Editors Note: Lauren Kalil, HamletHub intern, is a junior at Sacred Heart University studying Media & Communications. Here, she sits down with Emmy Award Winning Journalist, Morton Dean to ask him a few questions about his successful career as news reporter.

Question: How did you get involved in reporting?

I started when I was a kid. The guy who lived across the street was the news director at one of the local radio stations.  He would occasionally talk about his work and what he was doing and I became interested in it.  Then, when I was in Junior High, a friend of mine convinced the radio station to put on a sports show for kids where we would answer questions and give out prizes like baseball hats and that sort of thing. I thought, this is pretty cool and I started hanging around the radio station.

Question: How do you think the field of journalism has changed since you began your career?

It has changed dramatically.  The broadcasting classes I had in college were just radio until my senior year when somebody brought in these little television cameras- we cleared out the room and had our own studio.  Now you get cable and the web – the business has changed dramatically.  The economical model of the entire news industry has changed.  There are many communities in America, good-sized communities, including here in Connecticut, that no longer have newspapers.

Question: Based on your personal experience, who was the most exciting person you have interviewed?

You know people ask me that a lot and I always say the last one.  No matter what the story was, I would always get excited about it. I just never went out on a story unprepared if I could help it.  When I was a kid and covering political campaigns and the other guys were getting the better candidates that were most likely to win, and I was given someone who was in the bottom of the pecking order who didn’t have a chance in heck of winning, I still went at it as if this were the most important politician in the world.  I think that if you are going to do well in this business, always remember to be prepared and never shrug off a story.  I would report everything as if it were the most important story in the world.

Question: Can you describe your experiences when you were reporting from Vietnam?

One of the things that I say in the lectures I do is that I’m not going to tell you what I think about the war, I just want to introduce you to some people I met during the war.  Fortunately I didn’t have to report the big picture.

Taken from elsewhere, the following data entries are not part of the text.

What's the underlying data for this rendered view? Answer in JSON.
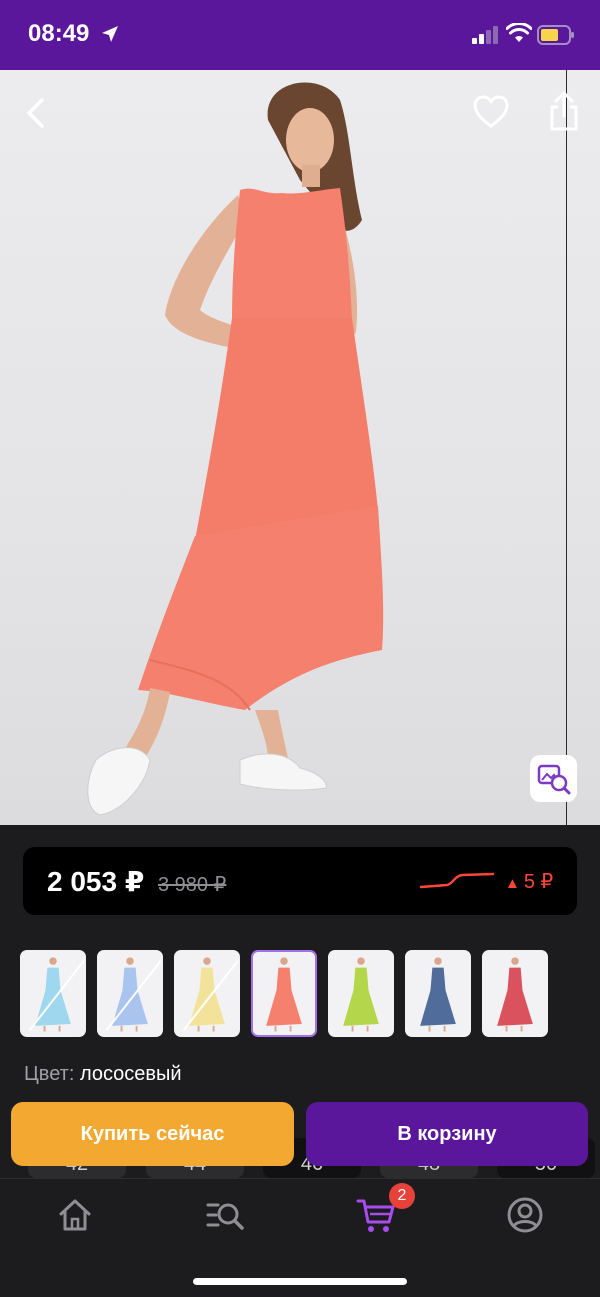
{
  "status_bar": {
    "time": "08:49",
    "icons": [
      "location-arrow-icon",
      "signal-icon",
      "wifi-icon",
      "battery-icon"
    ],
    "bg_color": "#5a179c"
  },
  "product_image": {
    "icons": [
      "back-icon",
      "heart-icon",
      "share-icon",
      "visual-search-icon"
    ],
    "dress_color": "#f5806d"
  },
  "price": {
    "current": "2 053 ₽",
    "old": "3 980 ₽",
    "change": "5 ₽",
    "change_direction": "up",
    "change_color": "#ff453a"
  },
  "color_options": [
    {
      "color": "#9fd8ee",
      "available": false
    },
    {
      "color": "#a9c4ef",
      "available": false
    },
    {
      "color": "#f3e39a",
      "available": false
    },
    {
      "color": "#f5806d",
      "available": true,
      "selected": true
    },
    {
      "color": "#b3d64a",
      "available": true
    },
    {
      "color": "#4f6c9a",
      "available": true
    },
    {
      "color": "#d9525e",
      "available": true
    }
  ],
  "color_info": {
    "label": "Цвет:",
    "value": "лососевый"
  },
  "sizes": [
    "42",
    "44",
    "46",
    "48",
    "50"
  ],
  "actions": {
    "buy_now": "Купить сейчас",
    "add_to_cart": "В корзину",
    "buy_color": "#f3a832",
    "cart_color": "#5a179c"
  },
  "tab_bar": {
    "tabs": [
      "home-icon",
      "catalog-search-icon",
      "cart-icon",
      "profile-icon"
    ],
    "active": "cart-icon",
    "cart_count": "2",
    "active_color": "#a64cf0"
  }
}
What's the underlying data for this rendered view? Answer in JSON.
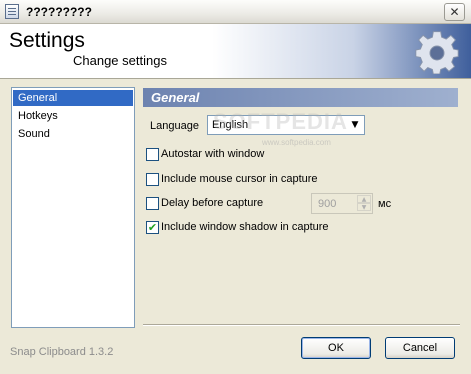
{
  "window": {
    "title": "?????????",
    "close_glyph": "✕"
  },
  "header": {
    "title": "Settings",
    "subtitle": "Change settings",
    "icon": "gear-icon"
  },
  "sidebar": {
    "items": [
      {
        "label": "General",
        "selected": true
      },
      {
        "label": "Hotkeys",
        "selected": false
      },
      {
        "label": "Sound",
        "selected": false
      }
    ]
  },
  "panel": {
    "title": "General",
    "language": {
      "label": "Language",
      "value": "English"
    },
    "watermark": {
      "text": "SOFTPEDIA",
      "sub": "www.softpedia.com"
    },
    "options": [
      {
        "label": "Autostar with window",
        "checked": false
      },
      {
        "label": "Include mouse cursor in capture",
        "checked": false
      },
      {
        "label": "Delay before capture",
        "checked": false
      },
      {
        "label": "Include window shadow in capture",
        "checked": true
      }
    ],
    "delay": {
      "value": "900",
      "unit": "мс",
      "enabled": false
    }
  },
  "footer": {
    "version": "Snap Clipboard 1.3.2",
    "ok_label": "OK",
    "cancel_label": "Cancel"
  },
  "colors": {
    "selection": "#316ac5",
    "section_header": "#6d83b0",
    "check": "#21a121"
  }
}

CBS at the time welcomed you to go out and, as one of the executive producers once said, “Tell me a good story.”  We used to go out just looking for little stories. And the big picture? They could handle that back at Washington or in New York.  The stories that really elicit the most response were the little stories that might give people an idea about the bigger picture. That’s really why smaller newspapers are the only ones that are succeeding in America now because they are local.

Question: Since you’re a Ridgefielder, what is your favorite thing about town?

I like the small town atmosphere.  I like walking around Main Street. It’s a beautiful place and places are beautiful only because they work at it.  I used to come back after traveling overseas,  especially during the past 10 years of my career, and I’d realize how fortunate we are to live in nice surroundings, where no one is firing rockets at you, at least not yet.  Your community doesn’t work unless you get involved. America is filled with opportunities.

Question: Your thoughts on being a reporter?

I think there is no greater calling than being a reporter- the many people who rely on you, and the good you can do.  I feel very fortunate that for some reason, I got into the business of reporting and lasted in it as long as I did- fifty years or so.


About Lauren Kalil

I am a junior at Sacred Heart University studying in the field of Media Studies and Communications. I currently studied abroad for five months in Namibia, Africa but am also involved in several different activities on campus here in Connecticut. I am involved in student government serving as class president, a member of our dance team that is ranked 5th in the nation, the National Resident Hall Honorary, Chi Omega sorority, and also am a class learning assistant for different Media classes held at my university. Upon graduation I hope to land a job reporting internationally on television.

Kerry Anne Ducey